Neurogenic shock is thought to be largely a consequence of a sudden reduction of sympathetic activity and output peripherally after SCI, in particular higher level SCIs. In order to determine how often this complication occurs in recently injured individuals, eight studies were found which investigated the incidence of neurogenic shock during acute SCI. Of these studies, most used the term “neurogenic shock” when defining outcome measures, while others explicitly stated neurogenic shock as being determined by the presence of hypotension and bradycardia or by the presence of hypotension only.
A total of seven observational studies were conducted, examining the occurrence of neurogenic shock upon hospital admission. Zipnick et al. (1993) retrospectively reviewed patients who were admitted to an emergency department, and noted acute neurogenic shock as having an incidence rate of 7% at the time of arrival. Mallek et al. (2012) reviewed patients admitted to a trauma center beginning from their time of admission, and observed a neurogenic shock incidence rate of 8.8%; 24% of these patients had cervical SCI whereas 5.5% had thoracic SCI. Guly et al. (2008) reviewed patients at first presentation to the emergency department. The incidence of neurogenic shock was subdivided by level of injury; 19.3%, 7%, and 3% of cervical, thoracic, and lumbar SCI patients developed neurogenic shock, respectively. Nakao et al. (2012) reviewed cervical SCI patients at 1 month after sustaining injury to investigate the incidence of hypotension. Within this population, 45.3% of patients were hypotensive. In a study by Bilello et al. (2003), patients who had sustained a high cervical (C1-C5) injury were reviewed and compared to patients who had sustained a lower cervical (C6-C7) injury. Patients were studied during the initial 24 hours of their intensive care unit stay (ICU). Neurogenic shock developed in 31% and 24% of high injury and low injury patients, respectively, although there was no significant difference in frequency of occurrence between these groups (p=0.56). Grossman et al. (2012) sought to determine the incidence of various acute complications that arise following SCI. Acutely injured patients were included in the study beginning from the time of hospital admission. Cardiac complications accounted for 21% of the most frequent severe complications, of which 45% was severe bradycardia. Ravensbergen et al. (2014) evaluated SCI patients where data was collected on 5 occasions: at the start of and 3 months into inpatient rehabilitation, at rehabilitation discharge, and at 1 and 5 years after discharge. At the start of inpatient rehabilitation, participants were on average 100 days post injury, and the incidence of hypotension and bradycardia were recorded individually. Within this population, 33% of patients had hypotension and 4.5% of patients had bradycardia at the start of rehabilitation. The authors noted that there was no significant change in the prevalence of these acute complications over time.

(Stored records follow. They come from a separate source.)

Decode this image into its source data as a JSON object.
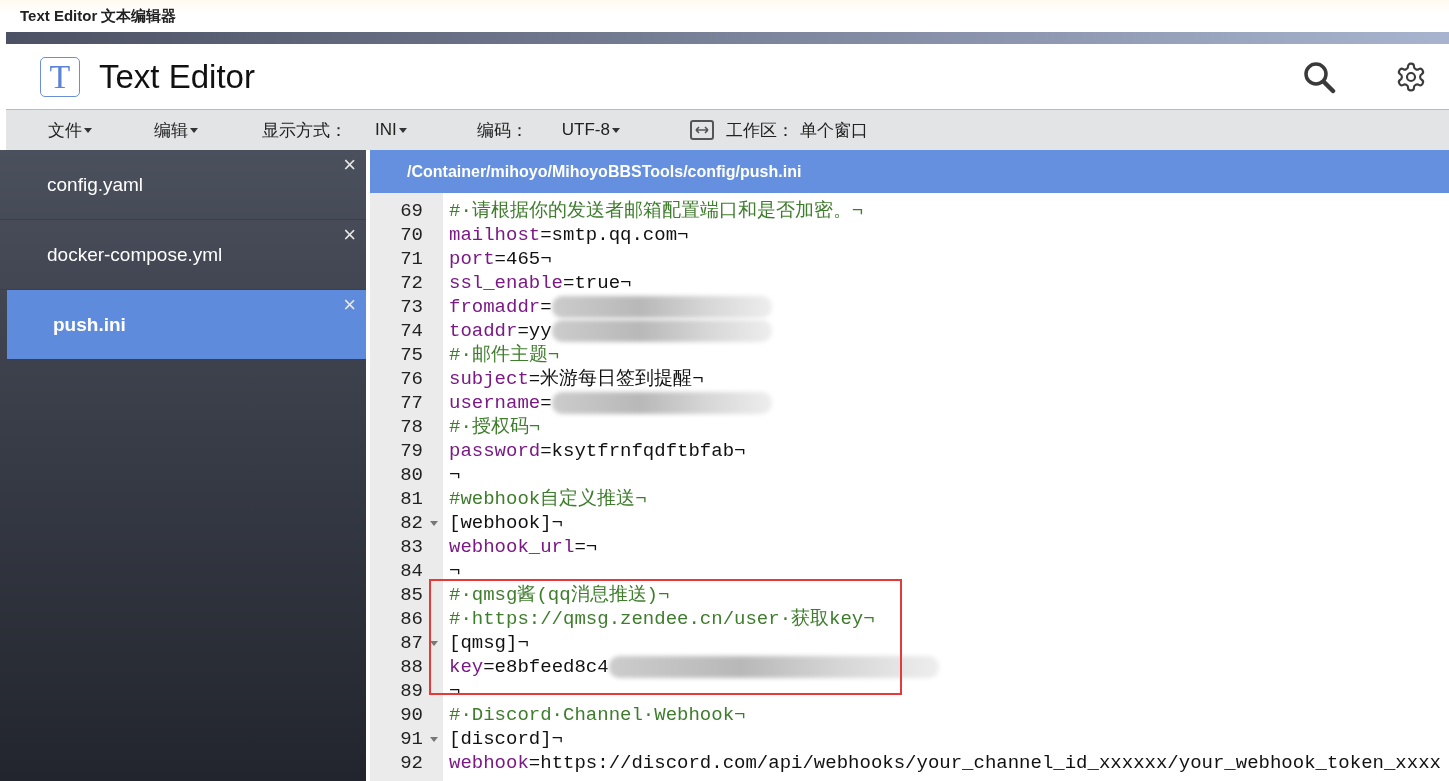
{
  "window": {
    "title": "Text Editor 文本编辑器"
  },
  "app": {
    "title": "Text Editor",
    "logo_letter": "T"
  },
  "menu": [
    {
      "kind": "dropdown",
      "label": "文件"
    },
    {
      "kind": "dropdown",
      "label": "编辑"
    },
    {
      "kind": "label",
      "label": "显示方式："
    },
    {
      "kind": "dropdown",
      "label": "INI"
    },
    {
      "kind": "label",
      "label": "编码："
    },
    {
      "kind": "dropdown",
      "label": "UTF-8"
    },
    {
      "kind": "workspace",
      "label": "工作区："
    },
    {
      "kind": "label",
      "label": "单个窗口"
    }
  ],
  "files": [
    {
      "name": "config.yaml",
      "selected": false,
      "close": "×"
    },
    {
      "name": "docker-compose.yml",
      "selected": false,
      "close": "×"
    },
    {
      "name": "push.ini",
      "selected": true,
      "close": "×"
    }
  ],
  "editor": {
    "path": "/Container/mihoyo/MihoyoBBSTools/config/push.ini",
    "lines": [
      {
        "number": "69",
        "kind": "comment",
        "text": "#·请根据你的发送者邮箱配置端口和是否加密。¬"
      },
      {
        "number": "70",
        "kind": "pair",
        "key": "mailhost",
        "value": "=smtp.qq.com¬"
      },
      {
        "number": "71",
        "kind": "pair",
        "key": "port",
        "value": "=465¬"
      },
      {
        "number": "72",
        "kind": "pair",
        "key": "ssl_enable",
        "value": "=true¬"
      },
      {
        "number": "73",
        "kind": "pair",
        "key": "fromaddr",
        "value": "=",
        "redacted": true
      },
      {
        "number": "74",
        "kind": "pair",
        "key": "toaddr",
        "value": "=yy",
        "redacted": true
      },
      {
        "number": "75",
        "kind": "comment",
        "text": "#·邮件主题¬"
      },
      {
        "number": "76",
        "kind": "pair",
        "key": "subject",
        "value": "=米游每日签到提醒¬"
      },
      {
        "number": "77",
        "kind": "pair",
        "key": "username",
        "value": "=",
        "redacted": true
      },
      {
        "number": "78",
        "kind": "comment",
        "text": "#·授权码¬"
      },
      {
        "number": "79",
        "kind": "pair",
        "key": "password",
        "value": "=ksytfrnfqdftbfab¬"
      },
      {
        "number": "80",
        "kind": "blank",
        "text": "¬"
      },
      {
        "number": "81",
        "kind": "comment",
        "text": "#webhook自定义推送¬"
      },
      {
        "number": "82",
        "kind": "section",
        "text": "[webhook]¬",
        "foldable": true
      },
      {
        "number": "83",
        "kind": "pair",
        "key": "webhook_url",
        "value": "=¬"
      },
      {
        "number": "84",
        "kind": "blank",
        "text": "¬"
      },
      {
        "number": "85",
        "kind": "comment",
        "text": "#·qmsg酱(qq消息推送)¬",
        "highlighted": true
      },
      {
        "number": "86",
        "kind": "comment",
        "text": "#·https://qmsg.zendee.cn/user·获取key¬",
        "highlighted": true
      },
      {
        "number": "87",
        "kind": "section",
        "text": "[qmsg]¬",
        "foldable": true,
        "highlighted": true
      },
      {
        "number": "88",
        "kind": "pair",
        "key": "key",
        "value": "=e8bfeed8c4",
        "redacted": true,
        "highlighted": true
      },
      {
        "number": "89",
        "kind": "blank",
        "text": "¬"
      },
      {
        "number": "90",
        "kind": "comment",
        "text": "#·Discord·Channel·Webhook¬"
      },
      {
        "number": "91",
        "kind": "section",
        "text": "[discord]¬",
        "foldable": true
      },
      {
        "number": "92",
        "kind": "pair",
        "key": "webhook",
        "value": "=https://discord.com/api/webhooks/your_channel_id_xxxxxx/your_webhook_token_xxxx"
      }
    ]
  }
}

Finally, Tuli et al. (2007) conducted a post-hoc analysis of a multicenter RCT in part to assess the incidence of neurogenic shock among cervical SCI patients. Patients were acutely injured and were assessed beginning at their time of arrival at the emergency department. Neurogenic shock developed in 13% of patients, and was higher among AIS A (17%) and B (18%) patients compared to AIS C/D (7%) patients.
The incidence of neurogenic shock ranges from 7% to 45% in acute SCI patients (based on one RCT and four observational studies; Tuli et al. 2007; Mallek et al. 2012; Nakao et al. 2012; Bilello et al. 2003; Zipnick et al. 1993).
The incidence of neurogenic shock is higher in patients with AIS A and B injuries compared to AIS C and D injuries (based on one RCT; Tuli et al. 2007).
The incidence of neurogenic shock ranges from 19% to 29% in patients with a cervical SCI and from 5.5% to 7% in patients with a thoracic SCI (based on three observational studies; Mallek et al. 2012; Guly et al. 2008; Bilello et al. 2003).
The incidence of neurogenic shock during the acute phase post SCI ranges from 7% to 45%; Patients with cervical injuries have a higher incidence rate than patients with lower-level injuries.